  11. Questions to Consider • What is the significance of the Latin quatrain? • What is the effect of the first person point of view? • What do we infer from the exposition? • How does one bridge the gulf of which Poe speaks? • What does the narrator struggle to remember? • Why does the narrator feel he has gone mad? • What has happened to the narrator? Is he conscious? • Why does the narrator desire a relapse into unconsciousness? • What can we infer about the narrator’s future? • What is the rising action? • What are his worst fears? How are they confirmed?

  12. Questions to Consider • What clues help the narrator determine his whereabouts and his fate? • Why is he so distraught in the dungeon? • What does he consider to be “the most hideous of fates?” • What does the narrator believe will happen to him? • What is the significance of “certain antique narratives?” • What does he do to help him measure the dungeon? • What do we infer from “this circumstance”? • How has the narrator arrived at his calculated circumference of 50 yards? • What sensory images are produced by the words, “clammy vapor” and “smell of decayed fungus?” • What does he hope to accomplish by dropping the stone into the pit? • What is the significance of the sudden flash of light? • How has the narrator’s traumatic experience effected him? • Why have the inquisitors drugged the narrator?

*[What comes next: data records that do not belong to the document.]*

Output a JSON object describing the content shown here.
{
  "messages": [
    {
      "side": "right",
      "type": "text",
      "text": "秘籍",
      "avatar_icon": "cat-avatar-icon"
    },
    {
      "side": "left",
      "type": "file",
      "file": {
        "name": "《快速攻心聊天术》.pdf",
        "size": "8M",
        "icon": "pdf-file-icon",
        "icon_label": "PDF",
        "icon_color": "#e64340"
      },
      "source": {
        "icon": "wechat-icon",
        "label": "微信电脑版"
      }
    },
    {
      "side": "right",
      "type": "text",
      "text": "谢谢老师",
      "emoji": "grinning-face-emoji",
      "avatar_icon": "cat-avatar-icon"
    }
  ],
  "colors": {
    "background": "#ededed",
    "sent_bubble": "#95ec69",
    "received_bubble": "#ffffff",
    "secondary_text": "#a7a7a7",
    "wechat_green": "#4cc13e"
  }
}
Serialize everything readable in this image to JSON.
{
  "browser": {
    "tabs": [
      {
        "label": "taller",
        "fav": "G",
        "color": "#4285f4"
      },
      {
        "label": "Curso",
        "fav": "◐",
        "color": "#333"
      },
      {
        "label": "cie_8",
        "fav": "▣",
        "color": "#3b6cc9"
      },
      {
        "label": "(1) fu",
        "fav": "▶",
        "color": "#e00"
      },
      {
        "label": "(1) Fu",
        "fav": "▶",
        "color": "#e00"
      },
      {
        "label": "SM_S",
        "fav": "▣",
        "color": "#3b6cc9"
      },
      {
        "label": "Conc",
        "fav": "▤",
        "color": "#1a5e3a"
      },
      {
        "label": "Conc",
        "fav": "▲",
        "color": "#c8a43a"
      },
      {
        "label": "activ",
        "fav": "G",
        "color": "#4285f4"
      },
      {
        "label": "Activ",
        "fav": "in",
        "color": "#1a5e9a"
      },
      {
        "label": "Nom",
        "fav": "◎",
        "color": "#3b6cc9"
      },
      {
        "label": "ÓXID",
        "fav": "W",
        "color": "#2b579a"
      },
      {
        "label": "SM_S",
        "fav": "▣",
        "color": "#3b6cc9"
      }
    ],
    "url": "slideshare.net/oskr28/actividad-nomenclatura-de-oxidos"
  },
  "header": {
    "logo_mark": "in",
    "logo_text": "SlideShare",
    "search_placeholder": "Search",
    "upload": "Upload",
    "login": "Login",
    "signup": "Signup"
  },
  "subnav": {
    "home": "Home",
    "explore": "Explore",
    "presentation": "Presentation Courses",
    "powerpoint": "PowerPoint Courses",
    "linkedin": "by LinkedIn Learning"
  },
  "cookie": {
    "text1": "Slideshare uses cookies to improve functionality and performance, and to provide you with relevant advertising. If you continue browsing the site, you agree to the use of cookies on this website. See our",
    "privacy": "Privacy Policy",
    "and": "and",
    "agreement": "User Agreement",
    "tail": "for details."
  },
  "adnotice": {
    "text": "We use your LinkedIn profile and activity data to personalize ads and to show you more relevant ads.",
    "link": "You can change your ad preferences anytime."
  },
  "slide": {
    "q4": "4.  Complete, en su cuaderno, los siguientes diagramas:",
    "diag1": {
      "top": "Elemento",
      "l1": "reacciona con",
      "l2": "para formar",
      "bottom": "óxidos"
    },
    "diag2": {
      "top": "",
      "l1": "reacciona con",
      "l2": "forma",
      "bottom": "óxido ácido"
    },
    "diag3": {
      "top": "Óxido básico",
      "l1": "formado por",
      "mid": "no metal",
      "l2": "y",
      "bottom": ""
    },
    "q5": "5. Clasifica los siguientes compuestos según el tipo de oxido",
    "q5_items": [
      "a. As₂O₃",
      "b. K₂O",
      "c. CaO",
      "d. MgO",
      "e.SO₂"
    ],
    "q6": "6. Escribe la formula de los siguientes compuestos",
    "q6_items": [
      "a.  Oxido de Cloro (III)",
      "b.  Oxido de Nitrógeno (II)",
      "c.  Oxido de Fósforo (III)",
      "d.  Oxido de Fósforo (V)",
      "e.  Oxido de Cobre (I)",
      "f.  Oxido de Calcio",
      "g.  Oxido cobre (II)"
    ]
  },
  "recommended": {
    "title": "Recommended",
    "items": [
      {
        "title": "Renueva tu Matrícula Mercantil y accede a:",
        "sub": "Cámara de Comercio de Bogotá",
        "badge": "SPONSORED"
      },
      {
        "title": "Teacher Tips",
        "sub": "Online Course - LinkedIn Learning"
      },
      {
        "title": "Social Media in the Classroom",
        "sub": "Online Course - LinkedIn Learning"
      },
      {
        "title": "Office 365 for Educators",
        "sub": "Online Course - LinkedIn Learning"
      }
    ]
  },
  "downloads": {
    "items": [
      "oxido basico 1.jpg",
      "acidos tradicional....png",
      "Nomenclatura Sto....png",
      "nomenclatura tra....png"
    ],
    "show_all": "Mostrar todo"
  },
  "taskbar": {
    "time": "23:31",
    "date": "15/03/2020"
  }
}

  13. Questions to Consider • Why does the narrator busy himself with the size of his dungeon? • How did the narrator miscalculate the circumference of the dungeon? • What shape did the narrator believe the dungeon to be? What shape is it actually? • What is the actual appearance of the walls of the dungeon? How do they differ from what the narrator imagined in the darkness? • Why is the metaphor of jaws appropriate? • What attracts the narrator’s attention? • What do you think is the significance of the pendulum? • What has attracted the rats? Is it possible that they might be of help to the narrator? • What horrible conclusions can the narrator draw from what he observes?

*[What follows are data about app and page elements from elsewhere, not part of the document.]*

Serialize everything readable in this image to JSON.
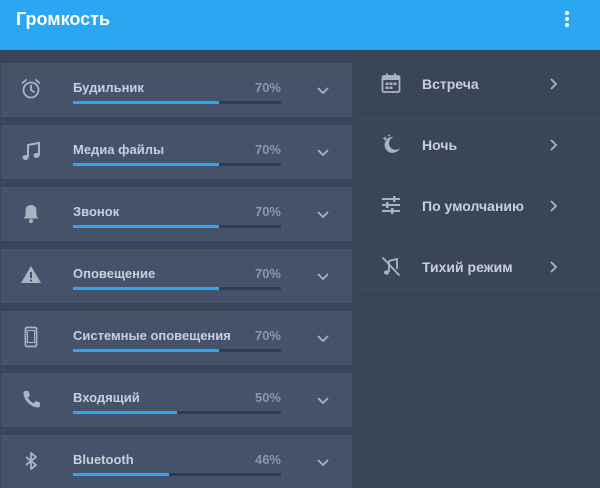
{
  "header": {
    "title": "Громкость",
    "menu_icon": "more-vert-icon"
  },
  "volume_channels": [
    {
      "label": "Будильник",
      "level": 70,
      "level_text": "70%",
      "icon": "alarm-clock-icon"
    },
    {
      "label": "Медиа файлы",
      "level": 70,
      "level_text": "70%",
      "icon": "music-note-icon"
    },
    {
      "label": "Звонок",
      "level": 70,
      "level_text": "70%",
      "icon": "bell-icon"
    },
    {
      "label": "Оповещение",
      "level": 70,
      "level_text": "70%",
      "icon": "warning-icon"
    },
    {
      "label": "Системные оповещения",
      "level": 70,
      "level_text": "70%",
      "icon": "phone-device-icon"
    },
    {
      "label": "Входящий",
      "level": 50,
      "level_text": "50%",
      "icon": "phone-call-icon"
    },
    {
      "label": "Bluetooth",
      "level": 46,
      "level_text": "46%",
      "icon": "bluetooth-icon"
    }
  ],
  "profiles": [
    {
      "label": "Встреча",
      "icon": "calendar-icon"
    },
    {
      "label": "Ночь",
      "icon": "moon-stars-icon"
    },
    {
      "label": "По умолчанию",
      "icon": "equalizer-sliders-icon"
    },
    {
      "label": "Тихий режим",
      "icon": "mute-icon"
    }
  ],
  "colors": {
    "accent": "#2aa6f2",
    "background": "#3a4558",
    "card": "#45526a"
  }
}
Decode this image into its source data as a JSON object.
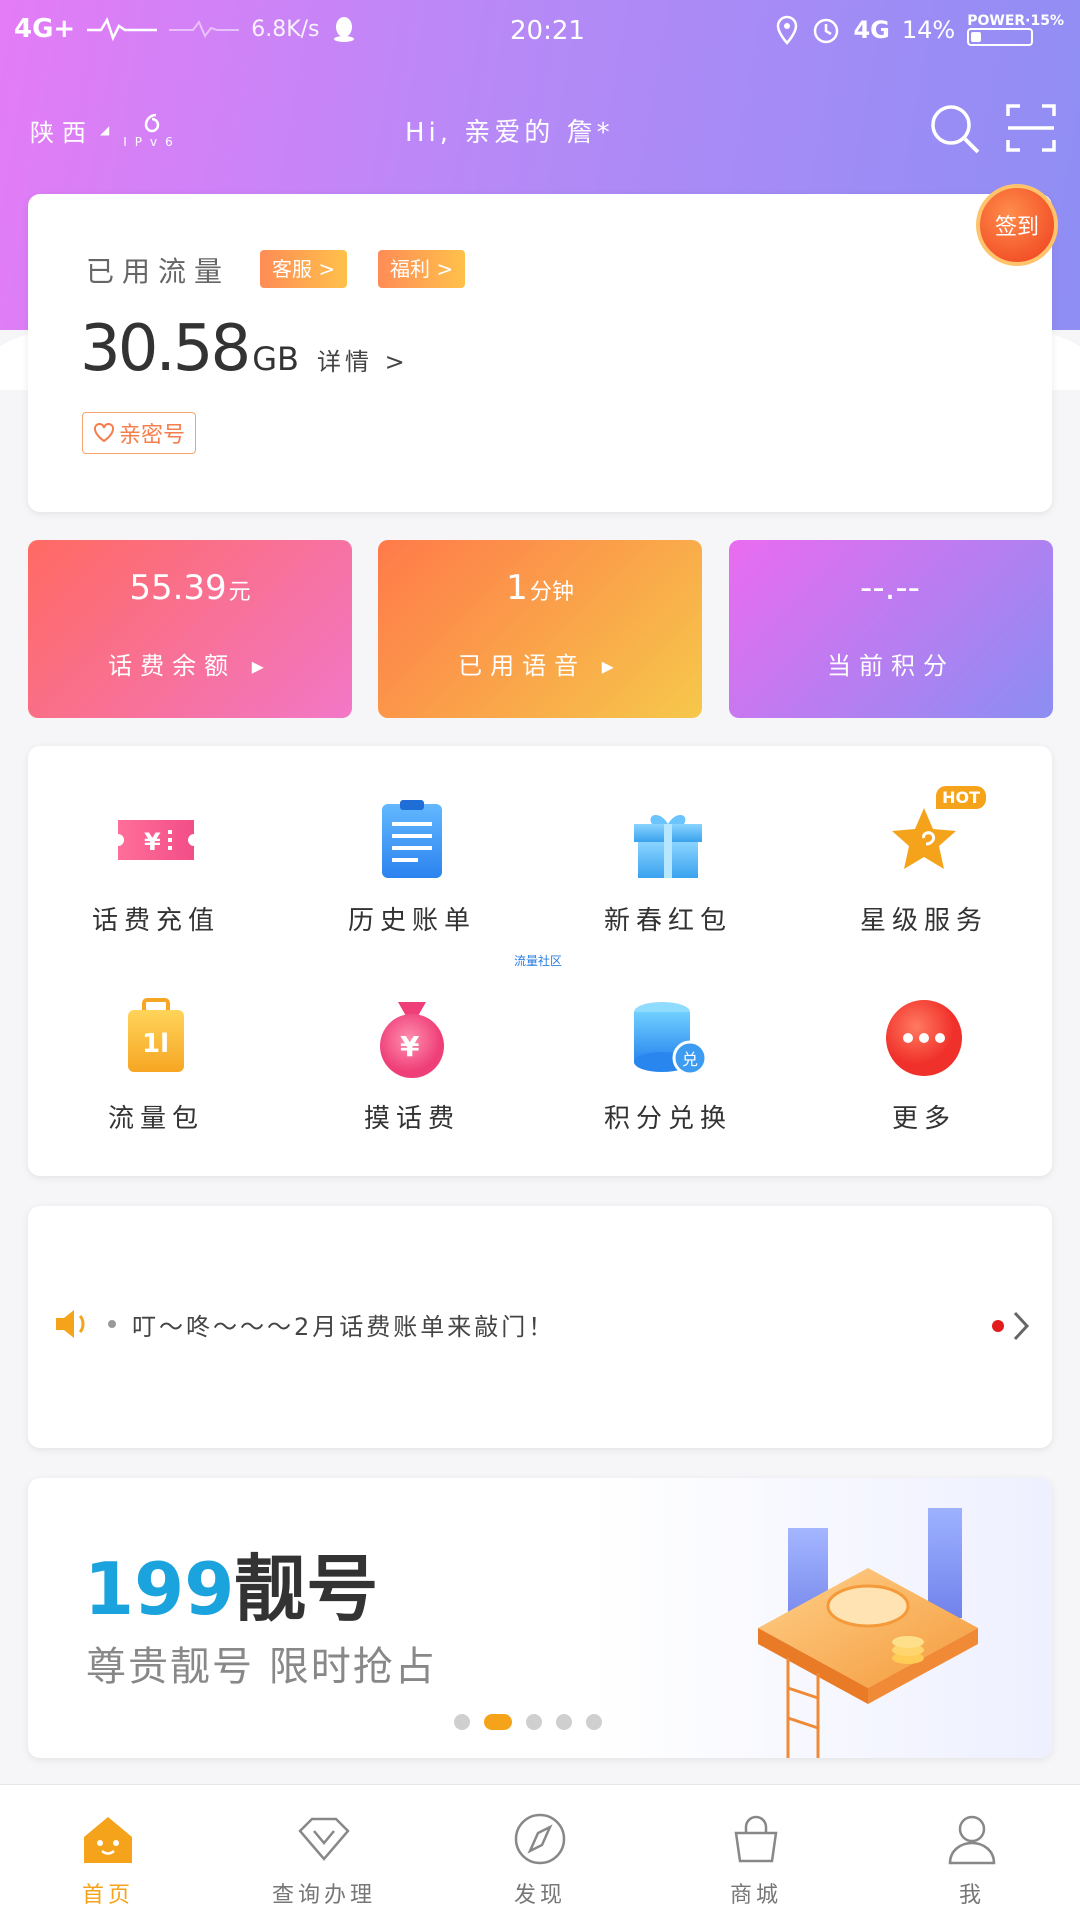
{
  "status_bar": {
    "network": "4G+",
    "speed": "6.8K/s",
    "time": "20:21",
    "battery_percent": "14%",
    "power_label": "POWER·15%",
    "signal_label": "4G"
  },
  "header": {
    "region": "陕西",
    "ipv6": "IPv6",
    "greeting": "Hi, 亲爱的 詹*"
  },
  "flow_card": {
    "title": "已用流量",
    "tag_service": "客服 >",
    "tag_welfare": "福利 >",
    "value": "30.58",
    "unit": "GB",
    "detail": "详情 >",
    "intimate": "亲密号",
    "signin": "签到"
  },
  "tiles": [
    {
      "value": "55.39",
      "unit": "元",
      "label": "话费余额 ▸"
    },
    {
      "value": "1",
      "unit": "分钟",
      "label": "已用语音 ▸"
    },
    {
      "value": "--.--",
      "unit": "",
      "label": "当前积分"
    }
  ],
  "services": [
    {
      "label": "话费充值"
    },
    {
      "label": "历史账单"
    },
    {
      "label": "新春红包"
    },
    {
      "label": "星级服务",
      "badge": "HOT"
    },
    {
      "label": "流量包"
    },
    {
      "label": "摸话费"
    },
    {
      "label": "积分兑换",
      "badge": "兑"
    },
    {
      "label": "更多"
    }
  ],
  "tiny_link": "流量社区",
  "notice": {
    "text": "叮～咚～～～2月话费账单来敲门！"
  },
  "banner": {
    "title_highlight": "199",
    "title_rest": "靓号",
    "subtitle": "尊贵靓号  限时抢占",
    "active_dot": 2,
    "dot_count": 5
  },
  "bottom_nav": [
    {
      "label": "首页",
      "icon": "home-icon",
      "active": true
    },
    {
      "label": "查询办理",
      "icon": "diamond-icon",
      "active": false
    },
    {
      "label": "发现",
      "icon": "compass-icon",
      "active": false
    },
    {
      "label": "商城",
      "icon": "bag-icon",
      "active": false
    },
    {
      "label": "我",
      "icon": "user-icon",
      "active": false
    }
  ],
  "colors": {
    "accent": "#f5a31b",
    "header_start": "#e47cf6",
    "header_end": "#8e8ef4",
    "link": "#1ba3de"
  }
}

  14. Questions to Consider • Explain the verbal irony in the word milder on pp. 31: • How does the author heighten the suspense? • Why does the narrator pray for the blade to descend faster? • Why does the narrator smile calmly at the pendulum? • Who are the daemon's who might temporarily stop the pendulum? • What has suddenly gives the narrator new hope? • What will happen as the pendulum makes contact with the narrator? • Why is the narrator unable to formulate his idea clearly? • Earlier, the narrator had an idea connected someone to his food. What might it be? • What are they most likely accustomed to eating in the well? • How does the narrator get the rats to prey upon him? • What do the rats accomplish? • How does the pendulum cause the narrator pain? • Do you think his ordeal is over yet? • What literary device is used on pp. 35 • What has the narrator noticed about the source of the light in the cell?

  15. Questions to Consider • What has happened to the horrible portraits on the walls? • How does Poe increase suspense? • Why does the narrator run to the brink of the well? • How does the dungeon change its shape? • What is the narrator being forced to do?